Your instructions: Each line in the entries below that holds the word "Admin" belongs in the answer.

Website and app data records:
========================================================================
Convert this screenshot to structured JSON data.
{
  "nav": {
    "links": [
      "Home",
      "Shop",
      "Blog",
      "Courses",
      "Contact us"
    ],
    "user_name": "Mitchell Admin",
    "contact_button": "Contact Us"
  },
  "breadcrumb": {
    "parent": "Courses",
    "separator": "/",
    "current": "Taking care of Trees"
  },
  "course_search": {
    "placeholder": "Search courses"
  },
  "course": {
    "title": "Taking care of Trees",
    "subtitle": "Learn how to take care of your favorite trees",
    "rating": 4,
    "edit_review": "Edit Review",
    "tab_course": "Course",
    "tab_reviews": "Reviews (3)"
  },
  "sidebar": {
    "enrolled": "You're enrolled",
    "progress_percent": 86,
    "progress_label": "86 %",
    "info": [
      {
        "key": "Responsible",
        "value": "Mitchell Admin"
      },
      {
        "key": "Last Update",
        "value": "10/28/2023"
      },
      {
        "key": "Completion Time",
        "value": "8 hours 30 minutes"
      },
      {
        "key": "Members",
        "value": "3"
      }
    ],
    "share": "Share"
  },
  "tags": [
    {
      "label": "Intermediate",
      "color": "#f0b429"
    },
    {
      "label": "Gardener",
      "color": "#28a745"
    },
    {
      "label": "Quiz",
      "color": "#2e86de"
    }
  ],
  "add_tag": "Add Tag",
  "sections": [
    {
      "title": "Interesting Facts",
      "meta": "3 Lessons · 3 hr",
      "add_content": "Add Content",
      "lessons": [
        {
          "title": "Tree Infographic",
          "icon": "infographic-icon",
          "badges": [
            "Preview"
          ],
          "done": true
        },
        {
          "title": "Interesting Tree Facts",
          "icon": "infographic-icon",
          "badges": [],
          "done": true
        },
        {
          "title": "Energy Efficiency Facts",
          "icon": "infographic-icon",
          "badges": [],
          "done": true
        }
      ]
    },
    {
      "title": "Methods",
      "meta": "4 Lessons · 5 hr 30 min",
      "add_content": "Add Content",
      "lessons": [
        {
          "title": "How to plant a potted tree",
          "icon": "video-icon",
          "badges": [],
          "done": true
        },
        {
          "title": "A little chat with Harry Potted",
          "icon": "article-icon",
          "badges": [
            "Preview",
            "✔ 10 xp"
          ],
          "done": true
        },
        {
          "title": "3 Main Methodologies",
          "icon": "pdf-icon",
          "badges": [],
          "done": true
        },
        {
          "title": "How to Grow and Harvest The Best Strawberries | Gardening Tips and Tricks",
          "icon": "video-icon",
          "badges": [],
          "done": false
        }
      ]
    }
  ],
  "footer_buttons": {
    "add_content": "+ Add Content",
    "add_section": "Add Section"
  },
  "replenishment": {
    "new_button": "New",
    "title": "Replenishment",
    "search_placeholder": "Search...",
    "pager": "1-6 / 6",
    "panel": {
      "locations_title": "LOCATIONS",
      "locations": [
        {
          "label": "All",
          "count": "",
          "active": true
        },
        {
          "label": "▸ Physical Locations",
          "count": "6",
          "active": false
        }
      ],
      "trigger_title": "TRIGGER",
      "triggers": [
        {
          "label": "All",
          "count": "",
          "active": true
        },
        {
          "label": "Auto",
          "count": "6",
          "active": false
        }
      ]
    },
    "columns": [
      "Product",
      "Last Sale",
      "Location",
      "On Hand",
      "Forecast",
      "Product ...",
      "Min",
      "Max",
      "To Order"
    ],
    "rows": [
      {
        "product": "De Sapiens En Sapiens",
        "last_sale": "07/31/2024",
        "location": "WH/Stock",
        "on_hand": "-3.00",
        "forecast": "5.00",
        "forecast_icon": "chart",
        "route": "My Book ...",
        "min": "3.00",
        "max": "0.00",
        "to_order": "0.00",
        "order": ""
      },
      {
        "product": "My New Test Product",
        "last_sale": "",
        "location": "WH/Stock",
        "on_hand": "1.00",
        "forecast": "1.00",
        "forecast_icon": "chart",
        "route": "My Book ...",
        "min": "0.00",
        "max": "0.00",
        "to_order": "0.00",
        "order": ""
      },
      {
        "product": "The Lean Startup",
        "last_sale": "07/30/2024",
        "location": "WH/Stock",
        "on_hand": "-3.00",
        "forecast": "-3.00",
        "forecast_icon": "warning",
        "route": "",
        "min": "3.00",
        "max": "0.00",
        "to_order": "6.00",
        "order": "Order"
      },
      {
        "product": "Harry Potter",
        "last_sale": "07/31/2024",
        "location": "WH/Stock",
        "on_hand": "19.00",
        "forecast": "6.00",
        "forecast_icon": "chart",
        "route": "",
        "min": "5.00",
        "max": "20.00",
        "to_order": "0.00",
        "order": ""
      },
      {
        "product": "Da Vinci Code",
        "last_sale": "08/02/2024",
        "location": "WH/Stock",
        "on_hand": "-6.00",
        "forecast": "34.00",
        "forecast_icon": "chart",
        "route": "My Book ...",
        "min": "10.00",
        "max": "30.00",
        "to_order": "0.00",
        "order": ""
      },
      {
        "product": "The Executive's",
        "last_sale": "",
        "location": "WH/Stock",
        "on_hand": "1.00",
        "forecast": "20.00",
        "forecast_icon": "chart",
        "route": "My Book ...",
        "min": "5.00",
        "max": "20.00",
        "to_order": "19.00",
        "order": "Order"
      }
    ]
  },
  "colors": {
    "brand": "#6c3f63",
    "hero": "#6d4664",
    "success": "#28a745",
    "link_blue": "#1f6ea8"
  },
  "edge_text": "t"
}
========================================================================
Answer space:
    "user_name": "Mitchell Admin",
        "value": "Mitchell Admin"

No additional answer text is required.